● **Exercise aim**
In the copy, include every entry exactly but none of its images.

[Stored dataset items]
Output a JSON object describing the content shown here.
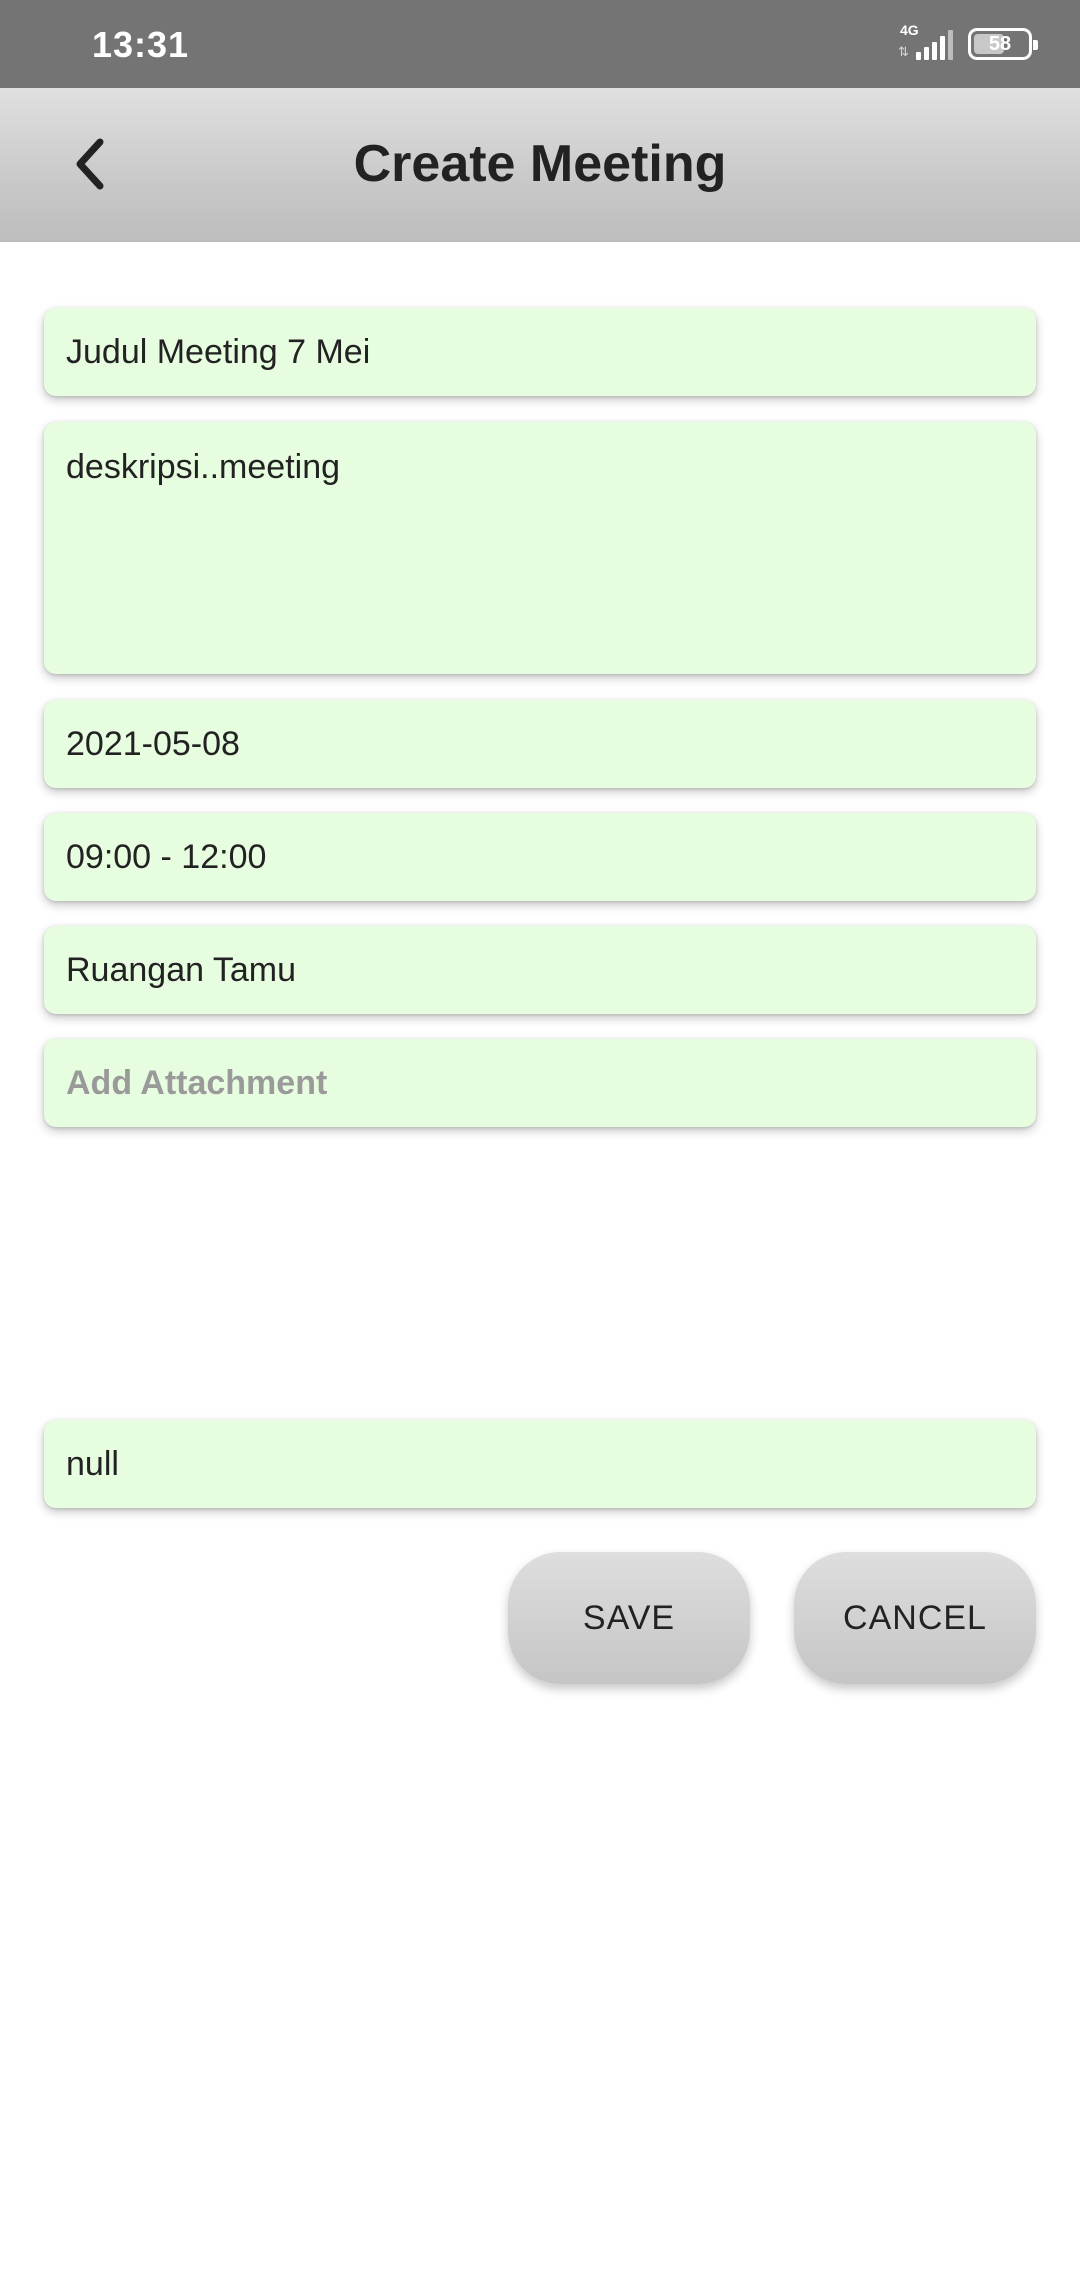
{
  "status_bar": {
    "time": "13:31",
    "network": "4G",
    "battery": "58",
    "battery_level": 0.58
  },
  "app_bar": {
    "title": "Create Meeting",
    "back_icon": "chevron-left-icon"
  },
  "form": {
    "title_value": "Judul Meeting 7 Mei",
    "description_value": "deskripsi..meeting",
    "date_value": "2021-05-08",
    "time_value": "09:00 - 12:00",
    "location_value": "Ruangan Tamu",
    "attachment_placeholder": "Add Attachment",
    "extra_value": "null"
  },
  "actions": {
    "save_label": "SAVE",
    "cancel_label": "CANCEL"
  },
  "colors": {
    "status_bar": "#747474",
    "field_background": "#e7fde0",
    "button_gradient_top": "#dedede",
    "button_gradient_bottom": "#c5c5c5"
  }
}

● **Reply**
Output a JSON object describing the content shown here.
{
  "status_bar": {
    "time": "13:31",
    "network": "4G",
    "battery": "58",
    "battery_level": 0.58
  },
  "app_bar": {
    "title": "Create Meeting",
    "back_icon": "chevron-left-icon"
  },
  "form": {
    "title_value": "Judul Meeting 7 Mei",
    "description_value": "deskripsi..meeting",
    "date_value": "2021-05-08",
    "time_value": "09:00 - 12:00",
    "location_value": "Ruangan Tamu",
    "attachment_placeholder": "Add Attachment",
    "extra_value": "null"
  },
  "actions": {
    "save_label": "SAVE",
    "cancel_label": "CANCEL"
  },
  "colors": {
    "status_bar": "#747474",
    "field_background": "#e7fde0",
    "button_gradient_top": "#dedede",
    "button_gradient_bottom": "#c5c5c5"
  }
}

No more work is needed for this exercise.